By:  Tiffany Thomas, HR Generalist

You spoke. We listened. After many survey results and emailed suggestions, we realized it was time for something new, innovative, and efficient. In February, we launched Cornerstone OnDemand. Cornerstone is a leading global provider of a comprehensive learning and talent management solution delivered as Software-as-a-Service (SaaS). With this learning management system, employees will have access to an array of training modules and more.

Our goal is to improve the overall employee experience which will improve how we do business with our clients. Through its online learning courses, it is our hope that Cornerstone will identify areas of improvement, bolster areas of success, and offer realistic solutions that will enable us to serve our clients better than ever.

We want Cornerstone to be a resource for you! HR Manager, Kristi Suddock would ultimately like for Cornerstone to become an all-encompassing tool to empower TSP employees.

“It [Cornerstone] is a great platform for all of our learning initiatives. It allows us to track certifications, compliance training, soft skills, technical skills, etc.”

Other key features of Cornerstone include:

  • Instructor-led training registration and attendance tracking
  • Access to custom TSP courses and videos
  • Manager assigned learning plans for new or existing team members
  • Automated reporting and reminders
  • Cornerstone Mobile – available on the Apple Store or Google Play
  • Launch training directly from the Cornerstone home page
  • Ability to search for course titles using the home page search widget


So what are you waiting for? Log on to Cornerstone today and take a look at all of the resources available. We have set up single sign-on for you to access the system using this link: http://cornerstone.mytsp.net. Happy learning!

No Love Lost (The case of the missing performance review)

By:  Kristi Suddock, HR Manager

What do managers do when they want to help their employees improve performance and advance to the next level? They provide an annual performance review, of course!

Traditional annual performance reviews can take 3-4 hours per employee to write. For a manager with 10 employees, that is one solid work week per year of writing reviews. After writing for 8-10 hours, I’ll be honest, I begin cutting and pasting my clever feedback statements.

Reviews may also be subjective based on how we are feeling about Joe at the moment. Sure he’s a good employee, but this morning he wasn’t particularly friendly when I passed in the hall, right? I’ll put a “needs improvement” on Teamwork.

By the time reviews are written and submitted, they’re usually delivered late because revenue generating work is priority.   I finally deliver my masterpiece to find that Sue is not particularly happy receiving a “meets” on accuracy, even though she is outstanding on every other point. She refuses to sign and leaves my office angry.

And as an employee, how do you feel when you receive your performance review late, it looks suspiciously like last year’s review and your manager did not remember to mention the successful launch of your biggest project? It feels like you aren’t visible.

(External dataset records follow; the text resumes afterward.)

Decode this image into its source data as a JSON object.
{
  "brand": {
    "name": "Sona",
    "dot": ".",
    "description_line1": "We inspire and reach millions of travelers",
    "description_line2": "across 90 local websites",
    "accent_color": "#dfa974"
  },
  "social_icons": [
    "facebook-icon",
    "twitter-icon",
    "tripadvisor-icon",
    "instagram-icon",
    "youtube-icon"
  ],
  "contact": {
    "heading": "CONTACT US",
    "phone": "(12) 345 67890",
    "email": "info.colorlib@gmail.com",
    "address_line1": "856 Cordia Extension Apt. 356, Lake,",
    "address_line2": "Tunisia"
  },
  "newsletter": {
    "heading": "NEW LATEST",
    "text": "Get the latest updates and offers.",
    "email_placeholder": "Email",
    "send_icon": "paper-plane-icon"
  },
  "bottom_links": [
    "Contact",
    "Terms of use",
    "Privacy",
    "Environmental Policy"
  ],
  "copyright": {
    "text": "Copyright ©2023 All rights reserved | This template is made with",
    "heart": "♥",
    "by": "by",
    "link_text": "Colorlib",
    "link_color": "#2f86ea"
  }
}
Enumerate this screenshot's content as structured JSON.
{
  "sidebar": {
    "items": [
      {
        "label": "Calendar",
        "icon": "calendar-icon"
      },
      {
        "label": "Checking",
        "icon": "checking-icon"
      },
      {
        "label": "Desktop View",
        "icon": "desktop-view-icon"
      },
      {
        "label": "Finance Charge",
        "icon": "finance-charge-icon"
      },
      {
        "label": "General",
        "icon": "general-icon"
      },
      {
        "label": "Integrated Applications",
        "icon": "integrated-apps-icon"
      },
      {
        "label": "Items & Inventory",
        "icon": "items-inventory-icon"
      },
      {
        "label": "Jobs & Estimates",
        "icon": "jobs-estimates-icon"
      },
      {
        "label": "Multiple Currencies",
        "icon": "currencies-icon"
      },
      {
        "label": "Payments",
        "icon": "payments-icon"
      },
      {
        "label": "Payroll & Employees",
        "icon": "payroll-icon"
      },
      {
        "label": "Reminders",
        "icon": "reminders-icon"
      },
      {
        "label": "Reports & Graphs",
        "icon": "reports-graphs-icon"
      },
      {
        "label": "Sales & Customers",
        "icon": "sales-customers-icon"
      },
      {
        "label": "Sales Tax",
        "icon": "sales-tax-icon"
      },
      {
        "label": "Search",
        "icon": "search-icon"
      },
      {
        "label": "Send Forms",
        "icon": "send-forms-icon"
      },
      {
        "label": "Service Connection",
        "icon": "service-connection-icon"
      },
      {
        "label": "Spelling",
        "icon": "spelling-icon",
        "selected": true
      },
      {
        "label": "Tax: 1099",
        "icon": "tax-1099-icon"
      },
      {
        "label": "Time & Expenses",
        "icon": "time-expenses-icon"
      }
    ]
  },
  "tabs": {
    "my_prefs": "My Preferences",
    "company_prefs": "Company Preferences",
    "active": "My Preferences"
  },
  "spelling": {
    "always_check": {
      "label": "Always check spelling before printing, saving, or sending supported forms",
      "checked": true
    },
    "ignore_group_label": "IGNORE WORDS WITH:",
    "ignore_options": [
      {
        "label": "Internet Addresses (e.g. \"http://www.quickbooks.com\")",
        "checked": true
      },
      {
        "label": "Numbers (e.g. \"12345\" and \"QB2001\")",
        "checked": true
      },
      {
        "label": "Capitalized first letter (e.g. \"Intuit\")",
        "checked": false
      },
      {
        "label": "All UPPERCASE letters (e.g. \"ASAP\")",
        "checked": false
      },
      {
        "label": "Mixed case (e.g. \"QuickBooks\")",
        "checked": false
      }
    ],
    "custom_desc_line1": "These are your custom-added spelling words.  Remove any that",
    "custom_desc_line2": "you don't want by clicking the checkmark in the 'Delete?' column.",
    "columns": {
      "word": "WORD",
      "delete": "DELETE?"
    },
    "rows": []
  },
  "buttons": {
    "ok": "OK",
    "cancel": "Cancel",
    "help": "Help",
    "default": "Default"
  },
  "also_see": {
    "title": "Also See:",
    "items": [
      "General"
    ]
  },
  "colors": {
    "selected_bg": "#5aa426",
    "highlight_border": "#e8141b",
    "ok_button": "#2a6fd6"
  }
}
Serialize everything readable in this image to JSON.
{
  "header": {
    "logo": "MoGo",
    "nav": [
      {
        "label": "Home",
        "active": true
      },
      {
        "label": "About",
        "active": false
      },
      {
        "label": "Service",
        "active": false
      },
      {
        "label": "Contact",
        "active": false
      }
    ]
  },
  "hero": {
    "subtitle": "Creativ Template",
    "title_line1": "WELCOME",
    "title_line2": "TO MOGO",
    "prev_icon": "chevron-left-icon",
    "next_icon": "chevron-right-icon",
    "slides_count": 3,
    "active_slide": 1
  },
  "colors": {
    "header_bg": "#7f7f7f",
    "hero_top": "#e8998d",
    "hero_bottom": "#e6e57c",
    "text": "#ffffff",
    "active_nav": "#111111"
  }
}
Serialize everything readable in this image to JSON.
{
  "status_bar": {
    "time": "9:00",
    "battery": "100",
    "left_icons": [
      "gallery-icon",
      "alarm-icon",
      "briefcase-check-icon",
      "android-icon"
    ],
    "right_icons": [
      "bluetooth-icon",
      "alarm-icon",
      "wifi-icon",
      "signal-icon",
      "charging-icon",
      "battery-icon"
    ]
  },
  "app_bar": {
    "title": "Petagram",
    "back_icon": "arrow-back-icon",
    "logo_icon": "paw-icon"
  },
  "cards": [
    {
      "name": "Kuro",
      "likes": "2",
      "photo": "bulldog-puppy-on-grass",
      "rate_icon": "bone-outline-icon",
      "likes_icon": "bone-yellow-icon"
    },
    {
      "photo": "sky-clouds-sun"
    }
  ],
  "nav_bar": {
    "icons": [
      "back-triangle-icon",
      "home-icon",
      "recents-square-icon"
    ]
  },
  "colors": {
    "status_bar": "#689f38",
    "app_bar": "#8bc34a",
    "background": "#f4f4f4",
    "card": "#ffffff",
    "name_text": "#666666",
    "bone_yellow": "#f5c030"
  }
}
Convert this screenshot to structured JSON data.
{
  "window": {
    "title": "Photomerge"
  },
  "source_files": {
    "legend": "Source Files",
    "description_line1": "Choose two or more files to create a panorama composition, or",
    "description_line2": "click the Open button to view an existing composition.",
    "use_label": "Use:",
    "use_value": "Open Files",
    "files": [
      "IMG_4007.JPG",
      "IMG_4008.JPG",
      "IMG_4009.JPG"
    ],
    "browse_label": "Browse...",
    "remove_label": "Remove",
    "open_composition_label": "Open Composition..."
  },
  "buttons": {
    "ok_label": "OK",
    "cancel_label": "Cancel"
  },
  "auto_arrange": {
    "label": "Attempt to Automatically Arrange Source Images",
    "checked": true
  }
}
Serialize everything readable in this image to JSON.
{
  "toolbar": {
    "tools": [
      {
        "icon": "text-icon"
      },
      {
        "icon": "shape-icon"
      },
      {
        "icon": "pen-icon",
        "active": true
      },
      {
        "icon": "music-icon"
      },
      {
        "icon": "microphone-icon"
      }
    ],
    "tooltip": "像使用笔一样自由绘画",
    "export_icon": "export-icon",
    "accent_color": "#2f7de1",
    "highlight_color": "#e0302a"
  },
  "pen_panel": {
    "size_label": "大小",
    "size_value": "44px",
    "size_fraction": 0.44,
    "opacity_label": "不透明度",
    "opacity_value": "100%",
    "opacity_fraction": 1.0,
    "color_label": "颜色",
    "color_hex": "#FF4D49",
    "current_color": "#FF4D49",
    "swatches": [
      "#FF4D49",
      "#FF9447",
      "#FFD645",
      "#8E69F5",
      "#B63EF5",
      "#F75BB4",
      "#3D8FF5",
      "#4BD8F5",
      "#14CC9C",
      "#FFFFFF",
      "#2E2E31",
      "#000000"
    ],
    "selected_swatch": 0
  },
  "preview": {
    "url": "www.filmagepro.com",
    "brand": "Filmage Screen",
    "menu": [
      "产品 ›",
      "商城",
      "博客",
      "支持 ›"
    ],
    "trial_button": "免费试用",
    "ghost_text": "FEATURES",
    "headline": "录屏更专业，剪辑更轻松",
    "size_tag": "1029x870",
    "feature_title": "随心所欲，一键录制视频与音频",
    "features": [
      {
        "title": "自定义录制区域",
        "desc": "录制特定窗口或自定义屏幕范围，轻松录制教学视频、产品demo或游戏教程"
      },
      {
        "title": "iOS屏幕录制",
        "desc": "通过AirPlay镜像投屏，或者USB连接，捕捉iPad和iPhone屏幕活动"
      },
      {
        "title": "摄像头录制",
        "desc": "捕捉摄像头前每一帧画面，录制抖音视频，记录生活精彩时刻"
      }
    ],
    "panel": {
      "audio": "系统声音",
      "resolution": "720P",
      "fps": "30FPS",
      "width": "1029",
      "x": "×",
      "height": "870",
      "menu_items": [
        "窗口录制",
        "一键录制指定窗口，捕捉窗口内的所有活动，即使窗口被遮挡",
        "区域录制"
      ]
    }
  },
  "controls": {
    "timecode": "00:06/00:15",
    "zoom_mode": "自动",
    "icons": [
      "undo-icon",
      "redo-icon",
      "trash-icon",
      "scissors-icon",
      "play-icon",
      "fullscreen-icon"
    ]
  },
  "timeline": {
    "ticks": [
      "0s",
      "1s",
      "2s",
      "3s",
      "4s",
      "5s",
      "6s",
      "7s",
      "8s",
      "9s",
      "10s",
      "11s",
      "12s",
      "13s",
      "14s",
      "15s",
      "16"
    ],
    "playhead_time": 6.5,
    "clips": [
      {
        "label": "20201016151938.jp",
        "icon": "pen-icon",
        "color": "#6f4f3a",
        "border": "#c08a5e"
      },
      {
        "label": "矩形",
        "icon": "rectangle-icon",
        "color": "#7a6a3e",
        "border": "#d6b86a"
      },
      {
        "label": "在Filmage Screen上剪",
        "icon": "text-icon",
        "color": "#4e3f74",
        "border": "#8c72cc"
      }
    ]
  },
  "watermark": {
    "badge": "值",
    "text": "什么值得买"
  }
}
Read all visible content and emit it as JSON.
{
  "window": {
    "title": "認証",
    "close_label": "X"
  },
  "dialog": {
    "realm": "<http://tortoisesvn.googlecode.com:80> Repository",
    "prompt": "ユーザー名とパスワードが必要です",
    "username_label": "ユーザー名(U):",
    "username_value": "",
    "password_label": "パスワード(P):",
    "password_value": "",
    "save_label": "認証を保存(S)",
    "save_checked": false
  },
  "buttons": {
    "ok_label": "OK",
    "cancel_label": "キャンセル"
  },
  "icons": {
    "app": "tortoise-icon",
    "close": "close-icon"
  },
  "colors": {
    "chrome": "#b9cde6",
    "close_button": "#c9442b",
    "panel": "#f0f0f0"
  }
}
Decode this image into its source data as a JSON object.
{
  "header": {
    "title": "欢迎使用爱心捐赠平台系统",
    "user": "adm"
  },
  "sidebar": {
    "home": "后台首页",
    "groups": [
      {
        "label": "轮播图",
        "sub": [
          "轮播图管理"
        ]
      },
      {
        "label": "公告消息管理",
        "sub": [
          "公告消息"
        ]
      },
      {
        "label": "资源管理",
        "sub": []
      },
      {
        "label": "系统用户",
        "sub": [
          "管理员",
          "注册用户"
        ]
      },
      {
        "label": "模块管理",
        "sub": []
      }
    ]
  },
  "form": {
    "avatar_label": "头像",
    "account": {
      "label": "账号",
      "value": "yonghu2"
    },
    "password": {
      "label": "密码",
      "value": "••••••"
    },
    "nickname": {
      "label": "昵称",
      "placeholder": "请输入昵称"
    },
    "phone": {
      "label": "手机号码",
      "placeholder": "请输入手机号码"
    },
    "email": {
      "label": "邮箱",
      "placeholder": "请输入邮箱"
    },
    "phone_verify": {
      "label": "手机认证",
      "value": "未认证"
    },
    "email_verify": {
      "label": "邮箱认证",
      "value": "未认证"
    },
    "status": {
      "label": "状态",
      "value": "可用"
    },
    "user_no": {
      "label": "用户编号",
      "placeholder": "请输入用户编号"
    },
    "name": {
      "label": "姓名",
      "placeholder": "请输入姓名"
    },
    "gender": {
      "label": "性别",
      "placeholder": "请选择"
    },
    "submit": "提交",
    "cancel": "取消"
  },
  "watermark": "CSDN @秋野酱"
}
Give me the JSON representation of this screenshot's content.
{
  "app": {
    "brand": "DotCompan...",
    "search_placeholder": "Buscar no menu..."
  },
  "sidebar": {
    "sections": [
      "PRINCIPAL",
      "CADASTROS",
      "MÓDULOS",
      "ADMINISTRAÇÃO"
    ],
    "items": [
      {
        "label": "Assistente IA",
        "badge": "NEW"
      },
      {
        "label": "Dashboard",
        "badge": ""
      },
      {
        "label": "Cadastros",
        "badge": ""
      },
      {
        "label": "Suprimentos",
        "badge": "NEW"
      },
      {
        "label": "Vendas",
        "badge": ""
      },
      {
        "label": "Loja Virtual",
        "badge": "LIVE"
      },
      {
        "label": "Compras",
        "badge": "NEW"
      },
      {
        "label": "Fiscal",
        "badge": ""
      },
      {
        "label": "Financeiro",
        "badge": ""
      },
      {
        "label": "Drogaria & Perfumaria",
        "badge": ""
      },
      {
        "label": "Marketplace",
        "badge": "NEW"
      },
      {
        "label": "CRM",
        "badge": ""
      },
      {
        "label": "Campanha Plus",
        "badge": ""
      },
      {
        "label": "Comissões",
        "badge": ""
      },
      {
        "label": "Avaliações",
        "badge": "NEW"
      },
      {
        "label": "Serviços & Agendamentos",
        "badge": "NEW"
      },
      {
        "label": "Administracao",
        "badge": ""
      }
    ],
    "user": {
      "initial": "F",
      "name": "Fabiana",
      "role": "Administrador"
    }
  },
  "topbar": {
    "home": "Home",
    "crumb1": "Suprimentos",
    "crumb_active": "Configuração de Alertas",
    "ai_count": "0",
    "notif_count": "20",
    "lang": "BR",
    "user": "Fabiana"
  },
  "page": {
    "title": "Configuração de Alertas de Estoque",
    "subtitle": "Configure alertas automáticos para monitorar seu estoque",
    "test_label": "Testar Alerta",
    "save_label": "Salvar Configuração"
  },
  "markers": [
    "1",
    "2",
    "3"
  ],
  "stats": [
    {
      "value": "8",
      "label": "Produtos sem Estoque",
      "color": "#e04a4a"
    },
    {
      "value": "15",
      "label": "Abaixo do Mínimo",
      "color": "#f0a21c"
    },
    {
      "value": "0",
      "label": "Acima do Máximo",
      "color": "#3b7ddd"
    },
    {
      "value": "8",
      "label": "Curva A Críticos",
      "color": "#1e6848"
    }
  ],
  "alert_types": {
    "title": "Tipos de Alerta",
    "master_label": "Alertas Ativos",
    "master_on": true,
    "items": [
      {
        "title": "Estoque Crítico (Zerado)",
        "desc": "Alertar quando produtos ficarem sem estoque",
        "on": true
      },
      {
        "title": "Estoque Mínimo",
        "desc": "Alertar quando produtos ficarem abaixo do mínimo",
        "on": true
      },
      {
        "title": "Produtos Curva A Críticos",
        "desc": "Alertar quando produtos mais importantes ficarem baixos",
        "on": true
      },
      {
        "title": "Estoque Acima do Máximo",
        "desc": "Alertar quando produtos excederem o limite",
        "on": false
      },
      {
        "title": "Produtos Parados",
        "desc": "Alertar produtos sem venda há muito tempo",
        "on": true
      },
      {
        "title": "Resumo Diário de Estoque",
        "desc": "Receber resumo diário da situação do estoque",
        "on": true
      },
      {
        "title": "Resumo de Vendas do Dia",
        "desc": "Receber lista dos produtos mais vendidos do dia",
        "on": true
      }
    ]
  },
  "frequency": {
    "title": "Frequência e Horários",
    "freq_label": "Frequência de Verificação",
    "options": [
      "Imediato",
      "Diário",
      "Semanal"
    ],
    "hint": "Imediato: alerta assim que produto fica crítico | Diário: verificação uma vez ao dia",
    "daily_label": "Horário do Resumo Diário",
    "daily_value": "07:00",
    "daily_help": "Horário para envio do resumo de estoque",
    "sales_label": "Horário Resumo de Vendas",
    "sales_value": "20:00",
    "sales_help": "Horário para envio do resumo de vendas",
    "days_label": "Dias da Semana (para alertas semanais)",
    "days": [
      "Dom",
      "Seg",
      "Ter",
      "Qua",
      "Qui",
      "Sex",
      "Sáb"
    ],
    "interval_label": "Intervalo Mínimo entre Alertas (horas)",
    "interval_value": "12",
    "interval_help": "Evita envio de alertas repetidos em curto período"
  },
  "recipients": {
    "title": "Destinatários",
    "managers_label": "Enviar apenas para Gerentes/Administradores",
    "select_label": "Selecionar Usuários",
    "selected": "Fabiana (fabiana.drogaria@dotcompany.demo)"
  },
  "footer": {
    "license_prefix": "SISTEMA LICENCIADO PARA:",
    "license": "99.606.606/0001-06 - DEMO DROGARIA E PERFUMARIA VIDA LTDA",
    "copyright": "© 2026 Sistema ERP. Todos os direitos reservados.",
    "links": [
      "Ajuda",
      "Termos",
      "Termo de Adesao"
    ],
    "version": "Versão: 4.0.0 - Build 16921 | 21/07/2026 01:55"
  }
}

At TSP, we have a different philosophy on annual performance reviews. We don’t mandate them. We believe that feedback should be given timely and regularly. TSP encourages our managers to take the opportunity each day to say “You did a good job on that report. The data was exactly what I needed.” or “I noticed that you arrived late this morning. Please be on time going forward.” There is no need to wait an entire year to give someone clear, constructive feedback.

Feedback delivery should not be limited to TSP’s management. It can also be a peer-to-peer sharing of what works, what doesn’t work, ideas and praise.   That’s how healthy office relationships work. Telling each other in an open, honest way what we need from our co-workers in order for the team to be successful. This includes praising each other when we recognize good work.

Let’s commit to practicing good feedback this week by sharing these four points with an employee or peer:

  • One thing that has made us happy
  • One thing that has caused stress or concern
  • One new idea
  • One #TSProckstar praise

Let me know how it goes!